And so it’s come to this. A spray can of Kenzo Mens’ Fragrance from Kirby. The Australian Women’s Weekly Book of Sunday Roasts from Crennan. A box of Cadbury’s Roses assorted creams from Haine. A gift certificate for a Prince Albert from the Bondi Piercing Salon, from Gummow. A three-year subscription to the Weekly Standard from Heydon. Ten tango lessons at Buenos Aires by Night, Caboolture, from Kiefel. Nothing from Gleeson.
The farewell dinner at the Commonwealth Club went splendidly. Duck foie gras with oysters Kilpatrick, tagliatelle with duck ragout, duck a l’orange, Chantilly cream puffs with Chantilly sauce, followed by various cheeses, Armagnac, cigars, profiteroles, left-over duck with crepes.
The guests were in wonderful form. Janette Howard, scrumptiously awaft with eau de lavender, graciously stretched out her alabaster hand and Gummow bowed and kissed it, a la Geoff Clark. It was wonderfully moving.
David Flint AM was his amusing self as master of ceremonies, so much so that what looked suspiciously akin to mascara started to trickle down Roddy Meagher’s moist cheek.
Plenty of the Quadrant crowd turned up to wave me adieu. Christopher Pearson unfortunately exploded as a result of an over-avid assault on his canard. “Like the final scene in Le Grand Boeuf,” whispered the ever-amusing Janet Albrechtsen.
I’m sure Gleeson didn’t mind so many Nancy Boys being there. It’s not that I necessarily prefer their company; it’s just that I find they tend to have political and social points of view agreeable to my own. Not at all soppy on that front.
I explained, in my short farewell speech, that what I have sought to do in my judgments over nine years can be summed up in three simple words: “Hold the line.”
“What line?” interjected a Kirby, who had a blob of Chantilly cream parked on his nose.
The line in the sand, of course. The line that should not be crossed by those seeking to cross it.
And who are those seeking to cross it, I asked rhetorically? I don’t know that I tell you that, given that I have two days left to serve on the court.
But can I suggest to those who remain behind me that the line needs to be held against the vulgar, the decline in standards, against implications of any form, shape or fashion, against centralisation, against endless demands for “rights” by people with no sense of duty, against people with strange views, against …
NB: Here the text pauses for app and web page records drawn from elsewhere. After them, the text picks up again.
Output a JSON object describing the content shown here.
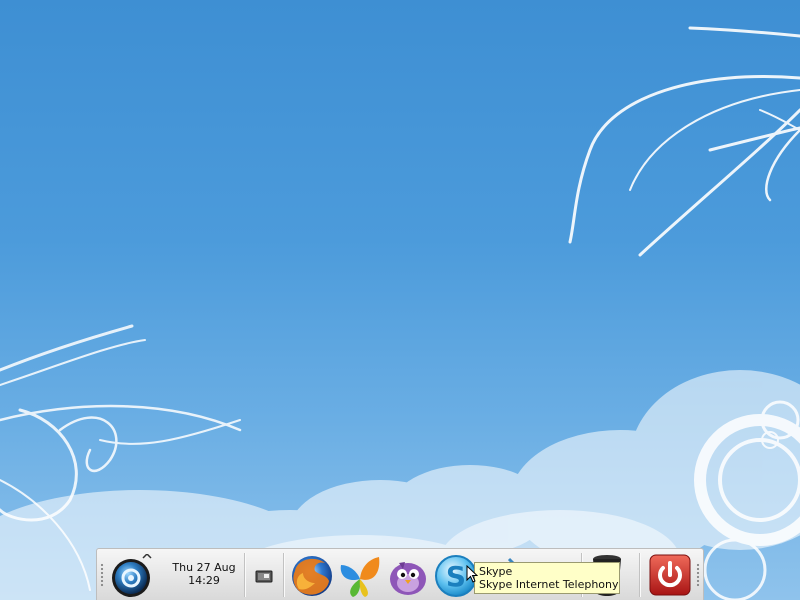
{
  "panel": {
    "clock": {
      "date": "Thu 27 Aug",
      "time": "14:29"
    },
    "launchers": [
      {
        "name": "firefox-icon"
      },
      {
        "name": "msn-messenger-icon"
      },
      {
        "name": "pidgin-icon"
      },
      {
        "name": "skype-icon"
      },
      {
        "name": "email-client-icon"
      }
    ],
    "power_icon": "power-icon"
  },
  "tooltip": {
    "title": "Skype",
    "description": "Skype Internet Telephony"
  },
  "colors": {
    "sky_top": "#3e8fd3",
    "sky_bottom": "#8fc3ec",
    "tooltip_bg": "#ffffc8",
    "power_red": "#d42a2a"
  }
}
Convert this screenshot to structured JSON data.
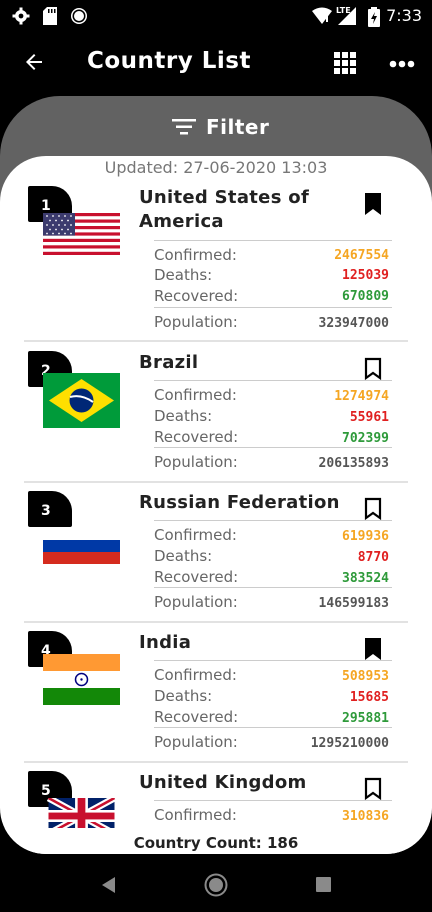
{
  "status": {
    "time": "7:33",
    "network": "LTE"
  },
  "appbar": {
    "title": "Country List"
  },
  "filter": {
    "label": "Filter"
  },
  "updated": "Updated: 27-06-2020 13:03",
  "labels": {
    "confirmed": "Confirmed:",
    "deaths": "Deaths:",
    "recovered": "Recovered:",
    "population": "Population:"
  },
  "countries": [
    {
      "rank": "1",
      "name": "United States of America",
      "confirmed": "2467554",
      "deaths": "125039",
      "recovered": "670809",
      "population": "323947000",
      "bookmarked": true
    },
    {
      "rank": "2",
      "name": "Brazil",
      "confirmed": "1274974",
      "deaths": "55961",
      "recovered": "702399",
      "population": "206135893",
      "bookmarked": false
    },
    {
      "rank": "3",
      "name": "Russian Federation",
      "confirmed": "619936",
      "deaths": "8770",
      "recovered": "383524",
      "population": "146599183",
      "bookmarked": false
    },
    {
      "rank": "4",
      "name": "India",
      "confirmed": "508953",
      "deaths": "15685",
      "recovered": "295881",
      "population": "1295210000",
      "bookmarked": true
    },
    {
      "rank": "5",
      "name": "United Kingdom",
      "confirmed": "310836",
      "deaths": "",
      "recovered": "",
      "population": "",
      "bookmarked": false
    }
  ],
  "footer": {
    "count": "Country Count: 186"
  },
  "colors": {
    "confirmed": "#f5a623",
    "deaths": "#e02020",
    "recovered": "#2e9a3a"
  }
}
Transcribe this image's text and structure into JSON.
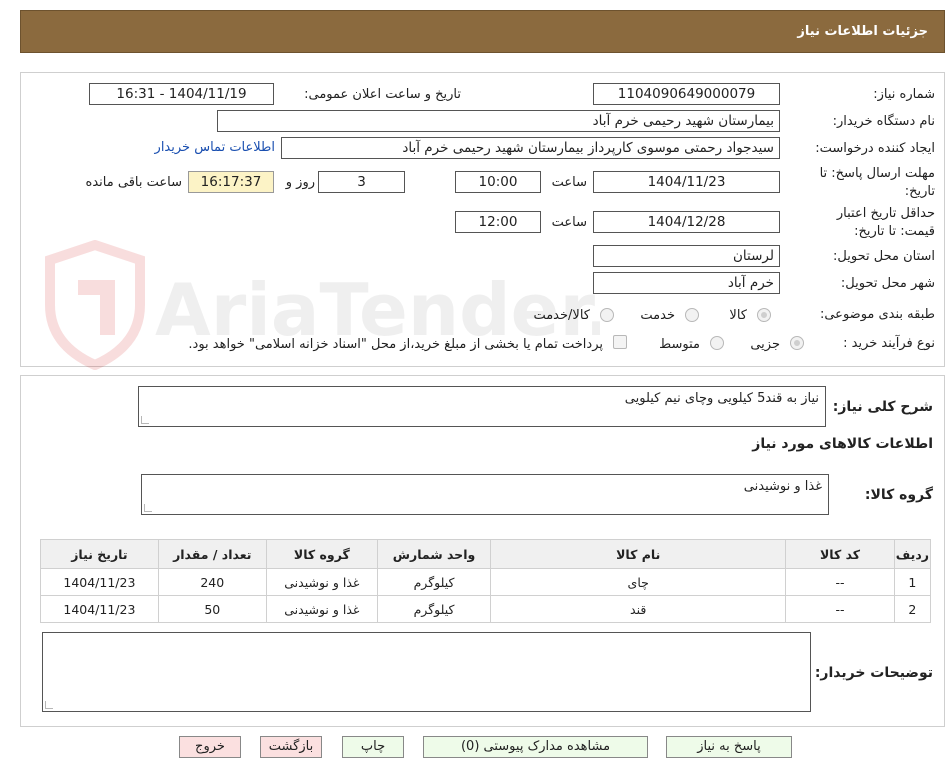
{
  "header": {
    "title": "جزئیات اطلاعات نیاز"
  },
  "form": {
    "need_number": {
      "label": "شماره نیاز:",
      "value": "1104090649000079"
    },
    "announce_datetime": {
      "label": "تاریخ و ساعت اعلان عمومی:",
      "value": "1404/11/19 - 16:31"
    },
    "buyer_org": {
      "label": "نام دستگاه خریدار:",
      "value": "بیمارستان شهید رحیمی خرم آباد"
    },
    "requester": {
      "label": "ایجاد کننده درخواست:",
      "value": "سیدجواد رحمتی موسوی کارپرداز بیمارستان شهید رحیمی خرم آباد"
    },
    "contact_link": "اطلاعات تماس خریدار",
    "deadline": {
      "label1": "مهلت ارسال پاسخ: تا",
      "label2": "تاریخ:",
      "date": "1404/11/23",
      "time_label": "ساعت",
      "time": "10:00",
      "days": "3",
      "days_label": "روز و",
      "remaining": "16:17:37",
      "remaining_label": "ساعت باقی مانده"
    },
    "validity": {
      "label1": "حداقل تاریخ اعتبار",
      "label2": "قیمت: تا تاریخ:",
      "date": "1404/12/28",
      "time_label": "ساعت",
      "time": "12:00"
    },
    "province": {
      "label": "استان محل تحویل:",
      "value": "لرستان"
    },
    "city": {
      "label": "شهر محل تحویل:",
      "value": "خرم آباد"
    },
    "category": {
      "label": "طبقه بندی موضوعی:",
      "options": [
        "کالا",
        "خدمت",
        "کالا/خدمت"
      ],
      "selected": "کالا"
    },
    "purchase_type": {
      "label": "نوع فرآیند خرید :",
      "options": [
        "جزیی",
        "متوسط"
      ],
      "selected": "جزیی",
      "note": "پرداخت تمام یا بخشی از مبلغ خرید،از محل \"اسناد خزانه اسلامی\" خواهد بود."
    }
  },
  "description": {
    "label": "شرح کلی نیاز:",
    "value": "نیاز به قند5 کیلویی وچای نیم کیلویی"
  },
  "goods_info": {
    "title": "اطلاعات کالاهای مورد نیاز",
    "group_label": "گروه کالا:",
    "group_value": "غذا و نوشیدنی"
  },
  "table": {
    "headers": [
      "ردیف",
      "کد کالا",
      "نام کالا",
      "واحد شمارش",
      "گروه کالا",
      "تعداد / مقدار",
      "تاریخ نیاز"
    ],
    "rows": [
      [
        "1",
        "--",
        "چای",
        "کیلوگرم",
        "غذا و نوشیدنی",
        "240",
        "1404/11/23"
      ],
      [
        "2",
        "--",
        "قند",
        "کیلوگرم",
        "غذا و نوشیدنی",
        "50",
        "1404/11/23"
      ]
    ]
  },
  "buyer_notes": {
    "label": "توضیحات خریدار:",
    "value": ""
  },
  "buttons": {
    "reply": "پاسخ به نیاز",
    "attachments": "مشاهده مدارک پیوستی (0)",
    "print": "چاپ",
    "back": "بازگشت",
    "exit": "خروج"
  },
  "watermark_text": "AriaTender.neT",
  "colors": {
    "header": "#8b6a3e",
    "button": "#eefbe9",
    "button_pink": "#fbe0e0",
    "remaining_bg": "#fcf3c6",
    "link": "#1a4fb0"
  }
}
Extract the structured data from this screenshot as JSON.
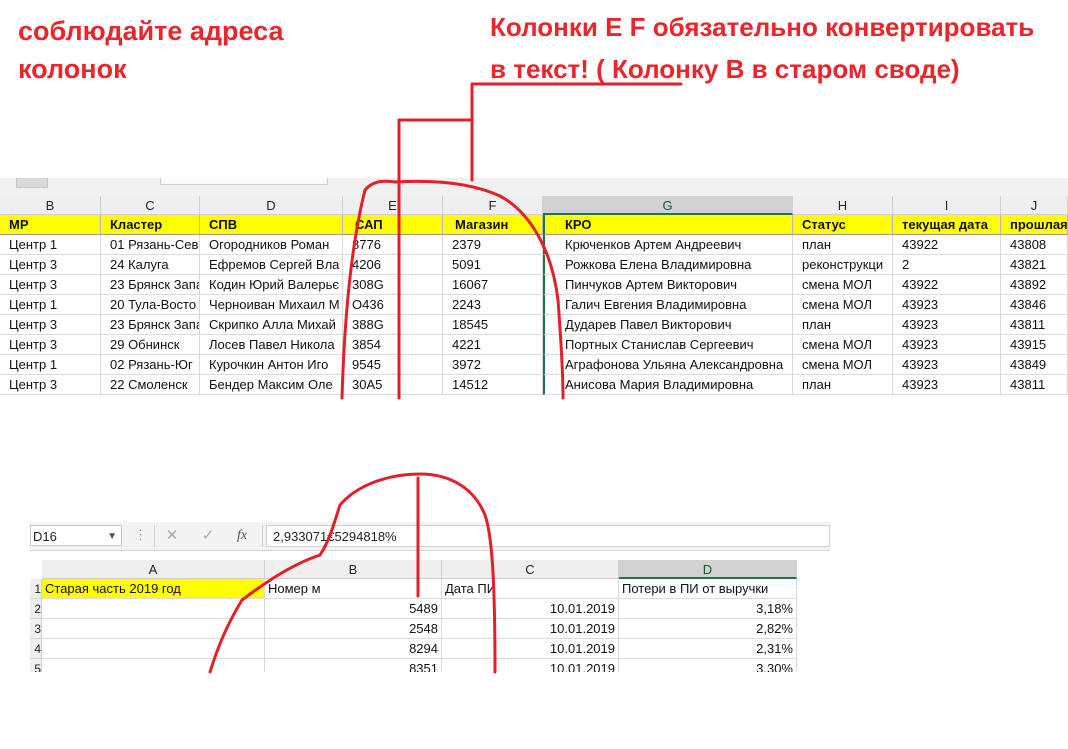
{
  "notes": {
    "left_line1": "соблюдайте адреса",
    "left_line2": "колонок",
    "right_line1": "Колонки E F обязательно конвертировать",
    "right_line2": "в текст! ( Колонку B в старом своде)"
  },
  "sheet1": {
    "columns": [
      "B",
      "C",
      "D",
      "E",
      "F",
      "G",
      "H",
      "I",
      "J"
    ],
    "selected_column": "G",
    "headers": [
      "МР",
      "Кластер",
      "СПВ",
      "САП",
      "Магазин",
      "КРО",
      "Статус",
      "текущая дата",
      "прошлая"
    ],
    "rows": [
      [
        "Центр 1",
        "01 Рязань-Сев",
        "Огородников Роман",
        "8776",
        "2379",
        "Крюченков Артем Андреевич",
        "план",
        "43922",
        "43808"
      ],
      [
        "Центр 3",
        "24 Калуга",
        "Ефремов Сергей Вла",
        "4206",
        "5091",
        "Рожкова Елена Владимировна",
        "реконструкци",
        "2",
        "43821"
      ],
      [
        "Центр 3",
        "23 Брянск Запа",
        "Кодин Юрий Валерьє",
        "308G",
        "16067",
        "Пинчуков Артем Викторович",
        "смена МОЛ",
        "43922",
        "43892"
      ],
      [
        "Центр 1",
        "20 Тула-Восто",
        "Черноиван Михаил М",
        "O436",
        "2243",
        "Галич Евгения Владимировна",
        "смена МОЛ",
        "43923",
        "43846"
      ],
      [
        "Центр 3",
        "23 Брянск Запа",
        "Скрипко Алла Михай",
        "388G",
        "18545",
        "Дударев Павел Викторович",
        "план",
        "43923",
        "43811"
      ],
      [
        "Центр 3",
        "29 Обнинск",
        "Лосев Павел Никола",
        "3854",
        "4221",
        "Портных Станислав Сергеевич",
        "смена МОЛ",
        "43923",
        "43915"
      ],
      [
        "Центр 1",
        "02 Рязань-Юг",
        "Курочкин Антон Иго",
        "9545",
        "3972",
        "Аграфонова Ульяна Александровна",
        "смена МОЛ",
        "43923",
        "43849"
      ],
      [
        "Центр 3",
        "22 Смоленск",
        "Бендер Максим Оле",
        "30A5",
        "14512",
        "Анисова Мария Владимировна",
        "план",
        "43923",
        "43811"
      ]
    ]
  },
  "sheet2": {
    "name_box": "D16",
    "formula_value": "2,933071€5294818%",
    "fx_label": "fx",
    "columns": [
      "A",
      "B",
      "C",
      "D"
    ],
    "selected_column": "D",
    "row_numbers": [
      "1",
      "2",
      "3",
      "4",
      "5"
    ],
    "header_row": [
      "Старая часть 2019 год",
      "Номер м",
      "Дата ПИ",
      "Потери в ПИ от выручки"
    ],
    "rows": [
      [
        "",
        "5489",
        "10.01.2019",
        "3,18%"
      ],
      [
        "",
        "2548",
        "10.01.2019",
        "2,82%"
      ],
      [
        "",
        "8294",
        "10.01.2019",
        "2,31%"
      ],
      [
        "",
        "8351",
        "10.01.2019",
        "3,30%"
      ]
    ]
  },
  "colors": {
    "annotation_red": "#e8262b",
    "header_yellow": "#ffff00",
    "excel_green": "#217346"
  }
}
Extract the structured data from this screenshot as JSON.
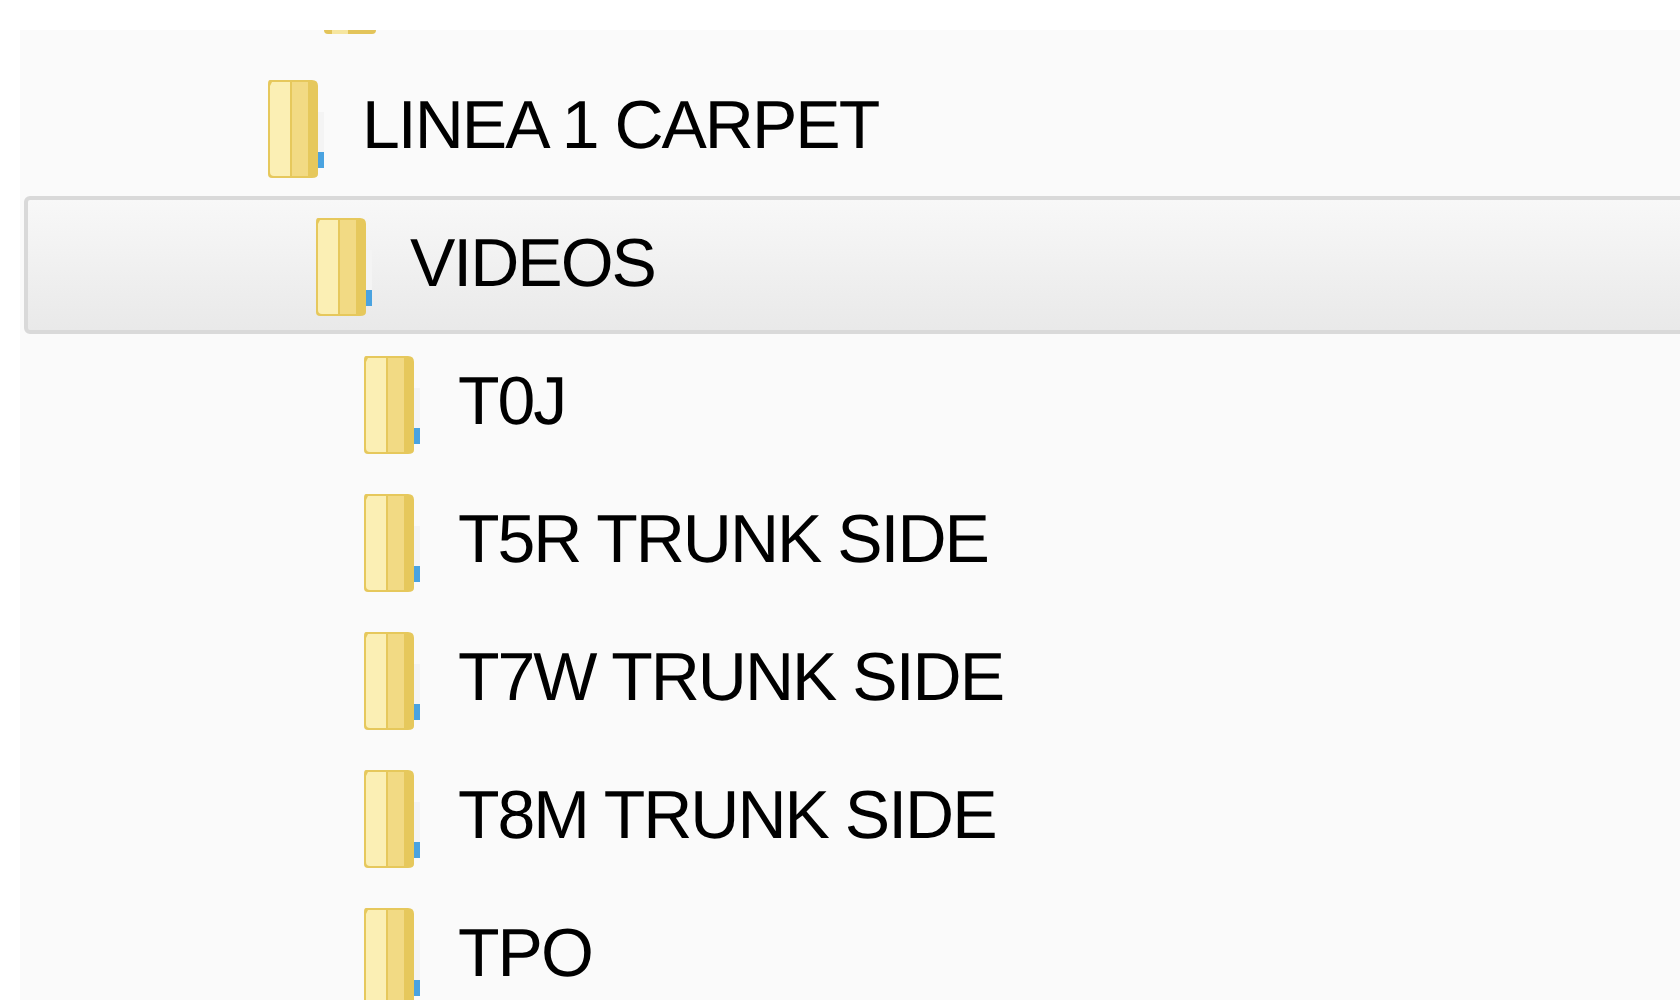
{
  "tree": [
    {
      "label": "LINEA 1 CARPET",
      "selected": false,
      "children": [
        {
          "label": "VIDEOS",
          "selected": true,
          "children": [
            {
              "label": "T0J",
              "selected": false
            },
            {
              "label": "T5R TRUNK SIDE",
              "selected": false
            },
            {
              "label": "T7W TRUNK SIDE",
              "selected": false
            },
            {
              "label": "T8M TRUNK SIDE",
              "selected": false
            },
            {
              "label": "TPO",
              "selected": false
            }
          ]
        }
      ]
    }
  ]
}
Well you know whom – I don’t need to spell everything out, a position I have taken in the crafting of my judgments.
So it is with a heavy heart that I say sayonara. Not that I’ll be out of your lives forever. No way Jose. Handwritten chapters of The Cannelloni Conspiracy will still be sent to Justinian for the exclusive first glance of its readers prior to it appearing in book form courtesy of Central Queensland University Press.
If I may say so myself, the work becomes more spellbinding the longer it takes to write.
For those anxious for more here are previous instalments, and here’s the latest chapter …
THE CANNELLONI CONSPIRACY
A Recipe for Murder
Generally speaking, it took a lot to distract Sam Splayd’s sensitive snout from the exacting task at hand.
His fine Renaissance-via-Rosebery mind had been honed in the halls of two great institutions; gastronomy and academia. He liked to think he was ambidextrous in a geo-culinary sense; able to exercise his superlative powers of analysis at the same time as employing his prodigious powers of ingestion.
These qualities were critical right now as he simultaneously scoffed down the parmesan-encrusted zucchini flowers lightly sauted in rosemary-infused pig’s blood, and regarded from underneath his splendid plumed Panama hat, the small, dark moustachioed figure huddled in the far corner of the dining car.
She was watching his every slurp, and, Sam noticed in between gargles, she looked unnervingly familiar. That bird-like claw clutching the black sateen cape. The particular line of her David Nivenesque moustache, her formless melones, her cream-spattered spaghettini-like lips, her hair the colour of squid ink.
Could it be Rose du Bois, the very same Rose who had commissioned him to retrieve the priceless family Collezione of rare Florentine recipes? The Rose by any other name, whom he called Rose? Perhaps it was Alice B. Toklas. In which case, Sam knew he was in deep merde. Why would Alice, disguised as Rose, be following him to Venice? Was she after the Grand Collezione too?
All these thoughts marched back and forth over the vast expanse of his intellect while Sam gnawed on a leg of lamb, smothered in creamed truffles.
He was in no hurry to find the answer. The dessert trolley was wending its way slowly, too slowly, towards him.
I.D.F. Callinan 2007©